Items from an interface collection
★ ★ ★ ★

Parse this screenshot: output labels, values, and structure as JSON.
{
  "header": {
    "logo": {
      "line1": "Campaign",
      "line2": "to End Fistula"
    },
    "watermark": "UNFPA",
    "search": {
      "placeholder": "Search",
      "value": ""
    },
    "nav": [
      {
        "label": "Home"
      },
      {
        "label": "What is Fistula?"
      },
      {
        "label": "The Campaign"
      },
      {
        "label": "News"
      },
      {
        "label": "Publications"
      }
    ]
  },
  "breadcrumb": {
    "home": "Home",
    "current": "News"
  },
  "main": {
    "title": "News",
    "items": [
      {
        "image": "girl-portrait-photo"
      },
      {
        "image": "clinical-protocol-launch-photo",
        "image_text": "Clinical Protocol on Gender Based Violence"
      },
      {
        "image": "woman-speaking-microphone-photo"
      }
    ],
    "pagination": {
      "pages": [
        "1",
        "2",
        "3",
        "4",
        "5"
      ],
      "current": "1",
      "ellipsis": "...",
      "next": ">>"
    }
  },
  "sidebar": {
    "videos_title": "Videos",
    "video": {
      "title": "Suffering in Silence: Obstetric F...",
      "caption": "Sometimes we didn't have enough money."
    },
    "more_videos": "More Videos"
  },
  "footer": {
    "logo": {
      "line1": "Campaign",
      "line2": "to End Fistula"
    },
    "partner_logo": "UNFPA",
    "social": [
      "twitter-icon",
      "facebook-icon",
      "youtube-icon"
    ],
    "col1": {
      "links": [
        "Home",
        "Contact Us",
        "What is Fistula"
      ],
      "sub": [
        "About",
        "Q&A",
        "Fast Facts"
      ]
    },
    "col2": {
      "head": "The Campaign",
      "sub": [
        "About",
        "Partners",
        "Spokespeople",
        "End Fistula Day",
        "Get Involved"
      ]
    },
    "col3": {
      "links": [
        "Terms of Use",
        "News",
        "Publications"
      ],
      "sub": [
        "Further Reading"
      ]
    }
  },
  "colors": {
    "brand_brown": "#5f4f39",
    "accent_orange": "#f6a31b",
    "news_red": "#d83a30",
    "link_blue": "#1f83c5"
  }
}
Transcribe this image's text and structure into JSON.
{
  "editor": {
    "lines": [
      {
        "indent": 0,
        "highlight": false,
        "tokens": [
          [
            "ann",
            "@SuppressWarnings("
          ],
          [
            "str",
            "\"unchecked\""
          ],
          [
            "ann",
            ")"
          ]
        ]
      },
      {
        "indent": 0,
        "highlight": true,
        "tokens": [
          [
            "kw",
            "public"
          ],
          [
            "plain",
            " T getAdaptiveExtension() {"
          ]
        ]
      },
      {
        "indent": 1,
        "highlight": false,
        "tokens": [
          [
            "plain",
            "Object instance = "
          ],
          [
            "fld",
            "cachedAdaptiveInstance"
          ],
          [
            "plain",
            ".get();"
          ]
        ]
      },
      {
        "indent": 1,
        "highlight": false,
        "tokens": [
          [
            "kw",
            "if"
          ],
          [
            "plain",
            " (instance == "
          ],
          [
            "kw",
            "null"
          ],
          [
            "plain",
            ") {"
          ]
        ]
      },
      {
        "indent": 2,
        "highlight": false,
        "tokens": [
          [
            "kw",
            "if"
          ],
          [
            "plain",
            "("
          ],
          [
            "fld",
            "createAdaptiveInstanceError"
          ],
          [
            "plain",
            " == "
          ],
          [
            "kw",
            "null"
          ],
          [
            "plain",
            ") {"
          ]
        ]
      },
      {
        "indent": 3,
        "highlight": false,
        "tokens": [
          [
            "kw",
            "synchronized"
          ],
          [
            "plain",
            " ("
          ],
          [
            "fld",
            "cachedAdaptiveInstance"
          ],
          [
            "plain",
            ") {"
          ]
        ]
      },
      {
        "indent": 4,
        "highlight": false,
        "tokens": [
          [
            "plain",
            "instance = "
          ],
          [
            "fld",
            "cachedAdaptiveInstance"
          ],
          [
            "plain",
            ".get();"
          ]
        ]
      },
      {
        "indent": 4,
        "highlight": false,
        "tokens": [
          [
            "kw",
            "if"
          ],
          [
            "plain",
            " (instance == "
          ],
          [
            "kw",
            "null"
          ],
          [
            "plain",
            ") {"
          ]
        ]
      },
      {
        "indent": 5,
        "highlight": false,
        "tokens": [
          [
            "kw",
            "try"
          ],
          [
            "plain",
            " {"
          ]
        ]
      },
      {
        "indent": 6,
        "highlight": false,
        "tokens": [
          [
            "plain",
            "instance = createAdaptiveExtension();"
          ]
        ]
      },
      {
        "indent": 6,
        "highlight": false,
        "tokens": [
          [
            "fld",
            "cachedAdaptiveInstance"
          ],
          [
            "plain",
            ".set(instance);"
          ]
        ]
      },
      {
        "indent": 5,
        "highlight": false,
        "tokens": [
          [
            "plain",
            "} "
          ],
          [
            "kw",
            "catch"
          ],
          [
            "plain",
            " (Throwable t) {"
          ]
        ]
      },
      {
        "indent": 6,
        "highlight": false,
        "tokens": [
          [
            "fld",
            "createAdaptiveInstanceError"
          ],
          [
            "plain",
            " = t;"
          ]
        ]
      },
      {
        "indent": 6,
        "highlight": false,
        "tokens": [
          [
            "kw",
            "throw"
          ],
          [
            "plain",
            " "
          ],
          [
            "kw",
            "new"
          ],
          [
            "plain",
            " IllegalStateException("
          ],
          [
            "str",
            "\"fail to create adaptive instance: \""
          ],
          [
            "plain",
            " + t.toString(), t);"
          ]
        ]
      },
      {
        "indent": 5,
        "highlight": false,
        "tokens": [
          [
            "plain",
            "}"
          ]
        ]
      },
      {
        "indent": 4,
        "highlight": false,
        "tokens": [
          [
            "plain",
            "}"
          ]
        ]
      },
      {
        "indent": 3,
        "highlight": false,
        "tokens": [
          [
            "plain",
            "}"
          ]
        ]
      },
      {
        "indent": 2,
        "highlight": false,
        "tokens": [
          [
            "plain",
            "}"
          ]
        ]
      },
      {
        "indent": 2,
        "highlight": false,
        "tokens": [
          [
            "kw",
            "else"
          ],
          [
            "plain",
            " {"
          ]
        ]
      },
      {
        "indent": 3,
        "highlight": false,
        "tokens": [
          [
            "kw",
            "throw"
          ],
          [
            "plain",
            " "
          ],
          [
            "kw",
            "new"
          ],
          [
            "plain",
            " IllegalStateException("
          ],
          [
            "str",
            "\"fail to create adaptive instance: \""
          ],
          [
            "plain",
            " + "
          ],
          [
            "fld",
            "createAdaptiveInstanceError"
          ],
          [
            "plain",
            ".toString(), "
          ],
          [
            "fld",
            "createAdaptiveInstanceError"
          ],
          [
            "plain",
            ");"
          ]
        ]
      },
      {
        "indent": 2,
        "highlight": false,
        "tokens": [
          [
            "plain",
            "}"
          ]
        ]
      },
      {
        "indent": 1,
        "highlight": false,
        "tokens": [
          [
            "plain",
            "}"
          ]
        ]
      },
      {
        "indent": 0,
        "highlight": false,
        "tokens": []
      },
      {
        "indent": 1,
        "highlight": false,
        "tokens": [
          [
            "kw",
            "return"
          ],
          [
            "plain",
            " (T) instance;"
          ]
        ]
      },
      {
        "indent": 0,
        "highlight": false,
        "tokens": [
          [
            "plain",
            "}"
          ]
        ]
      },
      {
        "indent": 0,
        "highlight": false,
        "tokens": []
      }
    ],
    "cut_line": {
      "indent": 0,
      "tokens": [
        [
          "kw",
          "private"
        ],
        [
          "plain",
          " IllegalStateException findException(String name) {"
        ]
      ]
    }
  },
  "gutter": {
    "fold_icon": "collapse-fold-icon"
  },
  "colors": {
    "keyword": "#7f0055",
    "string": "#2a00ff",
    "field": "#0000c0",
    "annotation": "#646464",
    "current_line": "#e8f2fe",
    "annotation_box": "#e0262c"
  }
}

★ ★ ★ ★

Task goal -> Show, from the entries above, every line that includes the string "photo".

Output for this task ->
        "image": "girl-portrait-photo"
        "image": "clinical-protocol-launch-photo",
        "image": "woman-speaking-microphone-photo"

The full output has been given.